This present age will end and all will be judged…works will be fully revealed. Then heaven descends earth joins in, all that was done for Christ truly perfected.

“Therefore, my beloved, be steadfast, immovable, always excelling in the work of the Lord, because you know that in the Lord your labor is not in vain” (1 Corinthians 15:58 NRSV).

Judging the Herbalist

It was a warm, sunny day in August 1994 when I first attended a college class. I went wearing a “Christian” T-Shirt. It wasn’t anything flashy, but that was an indicator of my entire approach to “secular” college life. Living at the Bible college, where I took one class, I drove over to the Community College for the bulk of my classes. I felt as though I was going into enemy territory. Only now, years later, have I come to realize how wrong my perspective was.

There’s a strong “us-and-them” attitude that ran through my evangelicalism. I felt as though I was on a rescue ship uselessly trying to throw lifelines to the largely unwilling masses on a sinking cruise ship. It felt more than a little desperate, and over time it worked its way into a hard fundamentalism.

During perhaps my third or fourth semester, having spent a full semester enrolled at the Bible College before returing to the Community College, I took a public speaking class. One of the ladies in the class was really into herbal remedies at the time, so every time she gave a presentation it had to do with herbs. Her final talk was really in-depth on the topic, talking about going out to the woods with a Native American (for you Canadians, that’d be First Nation) “medicine man” looking for and learning about herbs. I was convinced she was nothing more than a “New Ager,” and I refused to be deceived.

It’s not that I was ever mean towards her or debated with her, but on the other hand I didn’t give a kind and receptive ear to what she had to say. I couldn’t really hear her because I had already judged her. Perhaps I was only hurting myself, but had I been more receptive without abandoning my faith in Christ we could possibly have learned together about the Creator and His good creation.


“After this, Jesus, knowing that all was now finished, said (to fulfill the Scripture), “I thirst.” A jar full of sour wine stood there, so they put a sponge full of the sour wine on a hyssop branch and held it to his mouth. When Jesus had received the sour wine, he said, “It is finished,” and he bowed his head and gave up his spirit” (John 19:28-30 ESV).

Decades ago ancient receipts were found in Egypt. Written in Greek, those paid in full were marked “tetelestai,” meaning the debt or price was fully paid. That this would be the last word of Jesus (or its equivelent, considering that he likely spoke Aramaic) is significant.

Bearing the weight of his mission to Israel and through Israel to the world, Jesus went to the cross.
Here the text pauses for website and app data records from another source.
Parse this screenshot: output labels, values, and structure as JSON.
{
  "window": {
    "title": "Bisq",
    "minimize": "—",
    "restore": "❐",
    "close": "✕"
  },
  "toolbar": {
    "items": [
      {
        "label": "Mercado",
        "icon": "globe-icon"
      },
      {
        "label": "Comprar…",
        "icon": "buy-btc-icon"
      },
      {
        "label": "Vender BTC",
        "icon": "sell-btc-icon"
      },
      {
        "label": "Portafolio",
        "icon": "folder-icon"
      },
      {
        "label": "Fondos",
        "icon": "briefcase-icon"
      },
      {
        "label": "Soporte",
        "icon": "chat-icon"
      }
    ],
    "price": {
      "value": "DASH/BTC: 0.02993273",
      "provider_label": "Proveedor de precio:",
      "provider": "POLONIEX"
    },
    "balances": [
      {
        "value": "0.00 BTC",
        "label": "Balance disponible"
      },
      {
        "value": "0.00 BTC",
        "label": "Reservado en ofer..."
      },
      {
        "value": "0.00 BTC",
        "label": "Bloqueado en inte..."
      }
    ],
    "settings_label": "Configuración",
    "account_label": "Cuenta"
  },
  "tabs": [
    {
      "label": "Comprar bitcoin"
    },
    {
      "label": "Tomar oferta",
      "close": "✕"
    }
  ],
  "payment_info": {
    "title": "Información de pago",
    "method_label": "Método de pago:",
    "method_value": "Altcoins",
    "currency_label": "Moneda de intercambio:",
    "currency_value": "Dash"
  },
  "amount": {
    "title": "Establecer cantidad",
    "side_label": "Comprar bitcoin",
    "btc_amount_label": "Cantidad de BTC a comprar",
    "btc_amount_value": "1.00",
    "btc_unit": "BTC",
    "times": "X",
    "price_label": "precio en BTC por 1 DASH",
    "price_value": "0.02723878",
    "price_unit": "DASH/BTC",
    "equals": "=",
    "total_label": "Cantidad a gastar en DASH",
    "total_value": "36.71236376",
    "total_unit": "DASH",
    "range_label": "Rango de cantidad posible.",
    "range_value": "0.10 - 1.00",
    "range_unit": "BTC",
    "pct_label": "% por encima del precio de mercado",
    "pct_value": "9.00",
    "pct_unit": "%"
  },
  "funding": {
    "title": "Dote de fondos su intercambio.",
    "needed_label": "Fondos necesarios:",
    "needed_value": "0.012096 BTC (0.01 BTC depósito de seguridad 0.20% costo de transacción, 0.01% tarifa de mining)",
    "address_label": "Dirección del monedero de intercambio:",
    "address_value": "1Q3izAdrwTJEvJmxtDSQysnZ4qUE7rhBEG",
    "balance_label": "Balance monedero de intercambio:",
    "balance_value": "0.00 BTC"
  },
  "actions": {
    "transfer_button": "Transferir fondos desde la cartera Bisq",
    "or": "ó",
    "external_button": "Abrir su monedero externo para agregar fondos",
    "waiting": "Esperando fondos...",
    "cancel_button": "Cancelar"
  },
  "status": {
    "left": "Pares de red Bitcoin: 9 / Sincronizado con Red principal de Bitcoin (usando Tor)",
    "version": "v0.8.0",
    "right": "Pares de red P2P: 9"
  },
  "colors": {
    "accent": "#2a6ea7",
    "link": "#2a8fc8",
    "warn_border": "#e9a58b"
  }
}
Facing the casually precise cruelty of the Roman oppressors and the calculated deceit of the Jewish leaders, Jesus was suspended between heaven and earth as a sign of God’s judgment against sin in general and Israel’s failure in particular. Israel’s time as a nation was limited, judgment would come in a matter of decades upon Jerusalem and a new people of God would be formed of those willing to take up their crosses and follow the Messiah.

Waves of the sin of centuries crashed over him until all its force was spent. Completing his work and discharging his duty of mercy and justice, he fulfilled all prophecies and accomplished the victory of the ages.